» **Problem details**
Reply with one number only: the count of lines below that contain the word "code".

START Data supplied

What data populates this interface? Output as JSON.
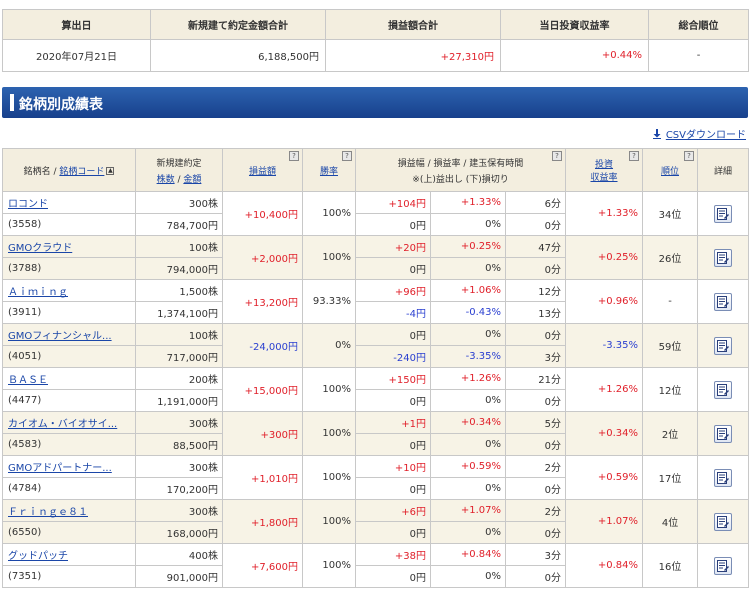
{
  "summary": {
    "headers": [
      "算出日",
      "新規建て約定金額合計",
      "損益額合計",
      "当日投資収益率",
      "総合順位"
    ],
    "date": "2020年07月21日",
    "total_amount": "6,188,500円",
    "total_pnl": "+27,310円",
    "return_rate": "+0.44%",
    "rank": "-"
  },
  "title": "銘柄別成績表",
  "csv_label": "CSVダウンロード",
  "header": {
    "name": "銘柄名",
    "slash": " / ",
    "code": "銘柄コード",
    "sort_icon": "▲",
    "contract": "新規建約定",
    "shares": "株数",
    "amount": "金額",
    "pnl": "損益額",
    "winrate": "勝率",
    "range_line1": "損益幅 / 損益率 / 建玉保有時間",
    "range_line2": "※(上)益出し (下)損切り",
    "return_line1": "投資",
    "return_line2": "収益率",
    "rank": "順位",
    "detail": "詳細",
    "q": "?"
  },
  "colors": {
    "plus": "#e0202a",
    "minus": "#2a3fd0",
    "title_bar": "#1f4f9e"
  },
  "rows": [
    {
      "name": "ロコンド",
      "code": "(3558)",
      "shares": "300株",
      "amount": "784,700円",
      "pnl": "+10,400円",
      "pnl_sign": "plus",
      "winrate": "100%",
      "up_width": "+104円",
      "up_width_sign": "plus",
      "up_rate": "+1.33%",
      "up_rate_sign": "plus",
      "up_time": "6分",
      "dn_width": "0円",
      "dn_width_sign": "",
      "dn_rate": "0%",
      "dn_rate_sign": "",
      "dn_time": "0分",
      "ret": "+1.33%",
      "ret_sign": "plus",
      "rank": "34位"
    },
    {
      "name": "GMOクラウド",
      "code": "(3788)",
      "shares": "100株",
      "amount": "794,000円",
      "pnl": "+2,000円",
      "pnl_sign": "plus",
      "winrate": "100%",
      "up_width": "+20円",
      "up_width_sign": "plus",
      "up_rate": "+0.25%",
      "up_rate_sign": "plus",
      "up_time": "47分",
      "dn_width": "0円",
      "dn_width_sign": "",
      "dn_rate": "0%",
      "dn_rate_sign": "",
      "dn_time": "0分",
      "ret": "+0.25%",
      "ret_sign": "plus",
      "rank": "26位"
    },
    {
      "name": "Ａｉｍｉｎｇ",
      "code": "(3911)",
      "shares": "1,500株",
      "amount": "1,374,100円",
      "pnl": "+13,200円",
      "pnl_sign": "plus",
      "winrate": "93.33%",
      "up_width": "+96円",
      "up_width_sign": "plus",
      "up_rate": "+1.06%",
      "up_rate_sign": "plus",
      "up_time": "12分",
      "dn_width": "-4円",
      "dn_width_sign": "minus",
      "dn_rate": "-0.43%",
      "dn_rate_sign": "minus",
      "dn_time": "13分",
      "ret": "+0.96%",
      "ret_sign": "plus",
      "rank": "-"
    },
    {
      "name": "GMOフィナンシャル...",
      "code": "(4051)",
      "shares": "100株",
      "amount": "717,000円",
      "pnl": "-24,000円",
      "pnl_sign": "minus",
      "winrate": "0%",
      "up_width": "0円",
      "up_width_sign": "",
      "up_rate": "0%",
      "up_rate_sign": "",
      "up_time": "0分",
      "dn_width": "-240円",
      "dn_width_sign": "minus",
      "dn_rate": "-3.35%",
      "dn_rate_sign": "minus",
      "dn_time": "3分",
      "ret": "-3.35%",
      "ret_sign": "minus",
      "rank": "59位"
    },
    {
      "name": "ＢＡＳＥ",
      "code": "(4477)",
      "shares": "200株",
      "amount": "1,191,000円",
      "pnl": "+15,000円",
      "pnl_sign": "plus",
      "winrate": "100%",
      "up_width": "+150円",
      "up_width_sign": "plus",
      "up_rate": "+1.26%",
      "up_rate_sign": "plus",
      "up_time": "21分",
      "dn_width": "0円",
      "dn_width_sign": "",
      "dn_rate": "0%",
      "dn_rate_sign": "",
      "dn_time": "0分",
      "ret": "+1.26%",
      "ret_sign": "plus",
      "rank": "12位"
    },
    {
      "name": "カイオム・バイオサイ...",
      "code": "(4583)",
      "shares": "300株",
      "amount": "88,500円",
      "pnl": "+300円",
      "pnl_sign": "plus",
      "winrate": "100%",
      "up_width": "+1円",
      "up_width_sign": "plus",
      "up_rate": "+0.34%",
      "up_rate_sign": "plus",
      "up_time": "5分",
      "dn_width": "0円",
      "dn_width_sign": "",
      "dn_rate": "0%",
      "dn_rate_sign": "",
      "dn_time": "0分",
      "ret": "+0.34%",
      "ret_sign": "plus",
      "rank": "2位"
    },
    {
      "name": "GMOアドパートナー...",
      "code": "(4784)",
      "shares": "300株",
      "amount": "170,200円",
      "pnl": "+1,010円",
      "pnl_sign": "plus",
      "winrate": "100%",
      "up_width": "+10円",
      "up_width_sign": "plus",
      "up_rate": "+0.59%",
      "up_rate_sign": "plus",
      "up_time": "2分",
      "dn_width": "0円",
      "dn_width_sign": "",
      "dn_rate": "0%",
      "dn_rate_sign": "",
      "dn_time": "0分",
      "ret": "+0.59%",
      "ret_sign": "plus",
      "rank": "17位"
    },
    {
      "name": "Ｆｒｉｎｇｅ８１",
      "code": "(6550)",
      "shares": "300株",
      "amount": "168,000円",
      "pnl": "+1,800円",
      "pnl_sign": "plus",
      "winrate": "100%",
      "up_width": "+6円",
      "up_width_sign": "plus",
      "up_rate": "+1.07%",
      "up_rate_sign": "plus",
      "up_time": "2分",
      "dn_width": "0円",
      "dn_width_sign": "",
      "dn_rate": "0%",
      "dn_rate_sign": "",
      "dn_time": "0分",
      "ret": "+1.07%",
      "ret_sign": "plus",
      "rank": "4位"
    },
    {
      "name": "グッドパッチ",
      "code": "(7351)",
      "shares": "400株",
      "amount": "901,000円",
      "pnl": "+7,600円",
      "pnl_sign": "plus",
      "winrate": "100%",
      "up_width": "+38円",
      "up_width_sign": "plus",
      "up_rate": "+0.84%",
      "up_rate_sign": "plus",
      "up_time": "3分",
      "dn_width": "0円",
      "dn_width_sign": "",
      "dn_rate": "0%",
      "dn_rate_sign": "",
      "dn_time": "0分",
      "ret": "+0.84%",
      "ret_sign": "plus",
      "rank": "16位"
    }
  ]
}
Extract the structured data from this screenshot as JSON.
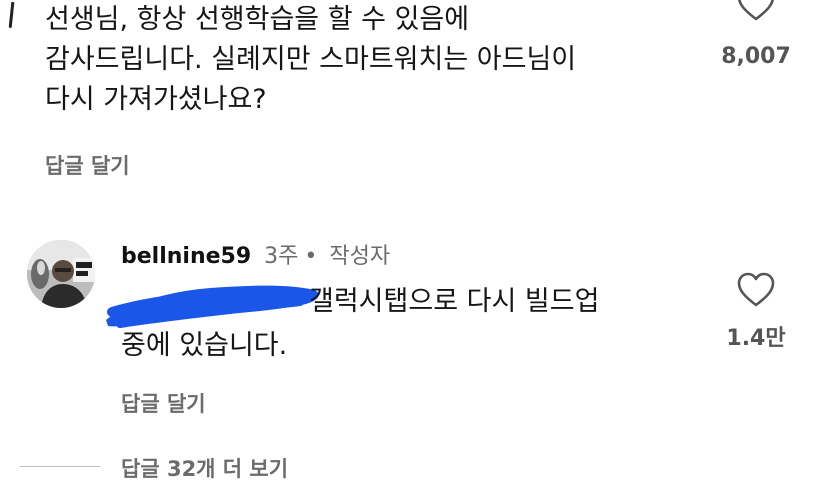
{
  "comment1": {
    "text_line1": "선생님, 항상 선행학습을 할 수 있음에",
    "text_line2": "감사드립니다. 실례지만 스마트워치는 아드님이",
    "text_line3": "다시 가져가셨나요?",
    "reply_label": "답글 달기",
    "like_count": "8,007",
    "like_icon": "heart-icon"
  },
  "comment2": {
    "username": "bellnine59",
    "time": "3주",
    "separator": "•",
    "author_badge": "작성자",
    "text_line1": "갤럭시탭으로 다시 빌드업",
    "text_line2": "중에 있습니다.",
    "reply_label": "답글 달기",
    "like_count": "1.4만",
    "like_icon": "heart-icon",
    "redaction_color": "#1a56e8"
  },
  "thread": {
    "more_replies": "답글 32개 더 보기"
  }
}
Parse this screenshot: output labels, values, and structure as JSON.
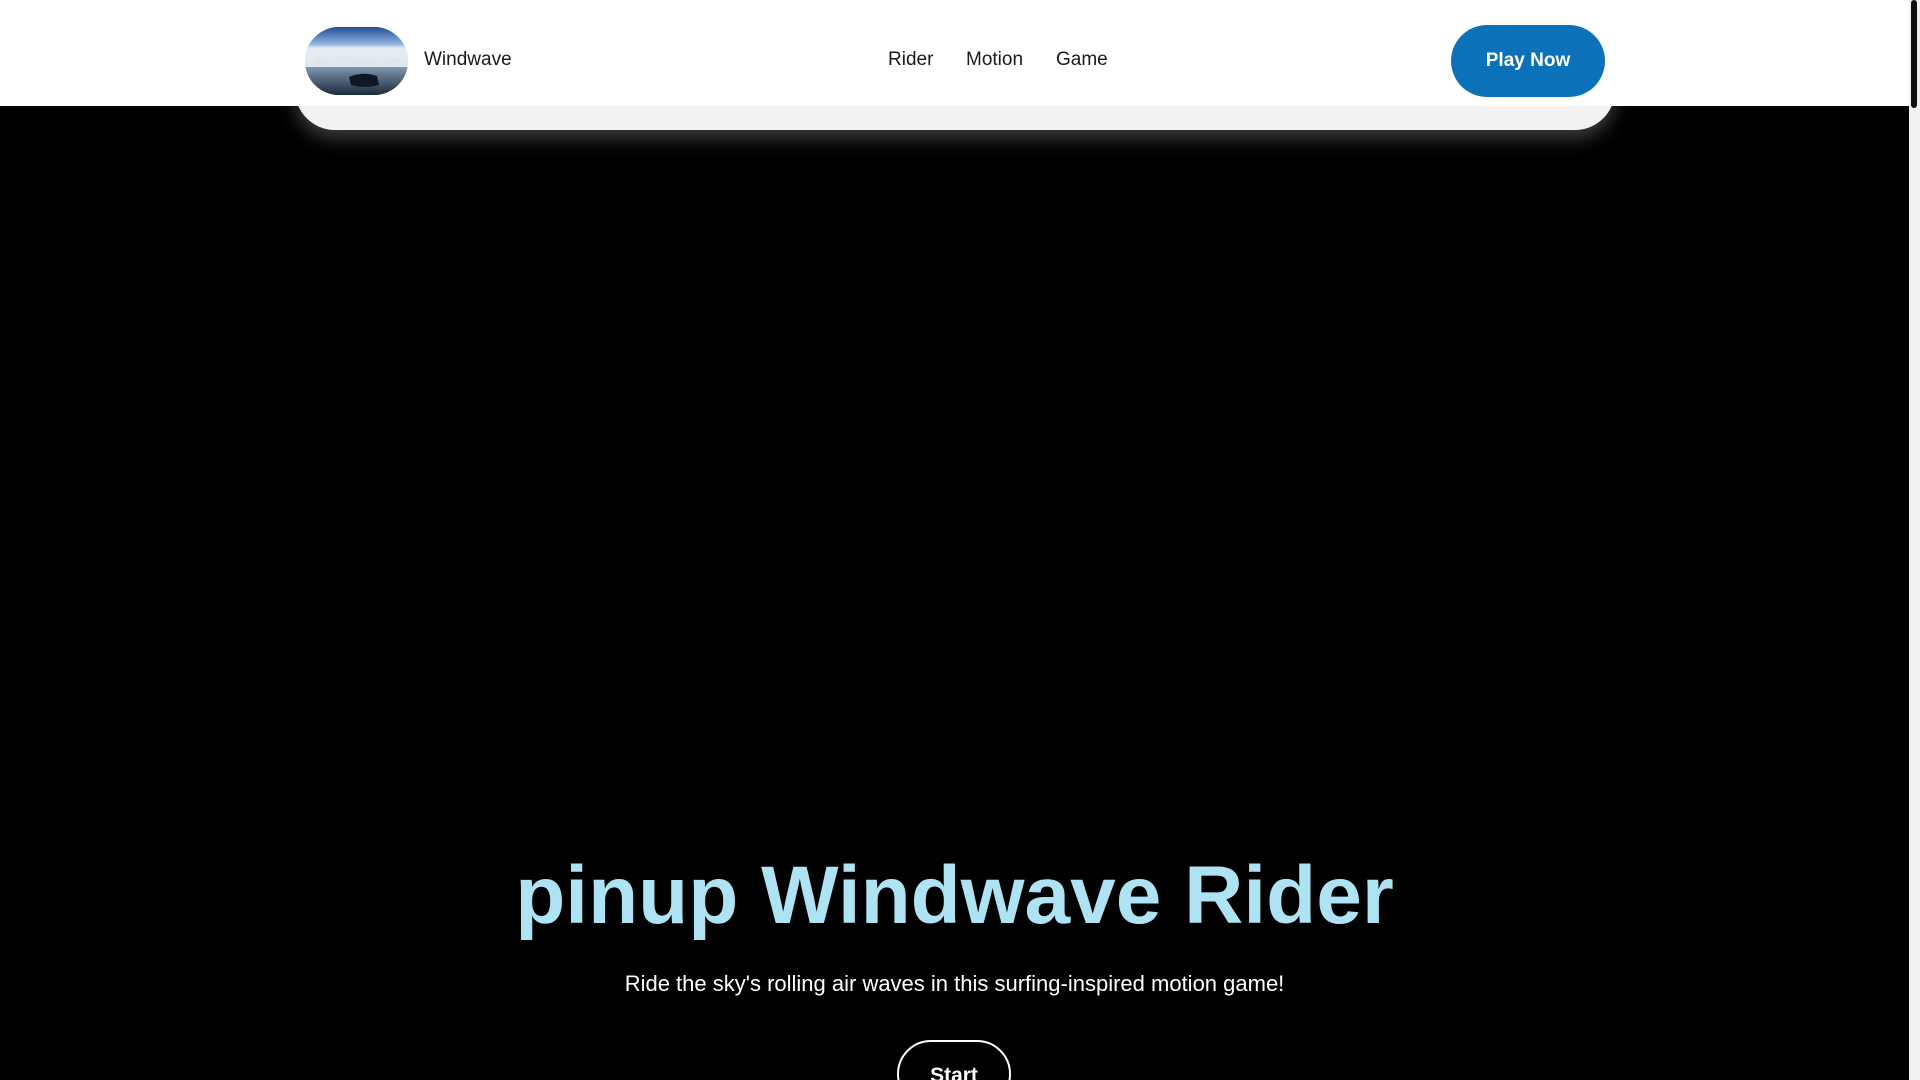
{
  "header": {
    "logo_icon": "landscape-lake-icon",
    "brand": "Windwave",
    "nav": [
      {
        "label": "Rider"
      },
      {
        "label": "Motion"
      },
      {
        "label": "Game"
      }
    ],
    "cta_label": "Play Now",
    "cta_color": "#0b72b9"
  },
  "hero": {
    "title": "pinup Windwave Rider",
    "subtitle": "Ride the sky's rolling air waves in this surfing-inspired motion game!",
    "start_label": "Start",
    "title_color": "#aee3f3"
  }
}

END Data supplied

» **Solution**
10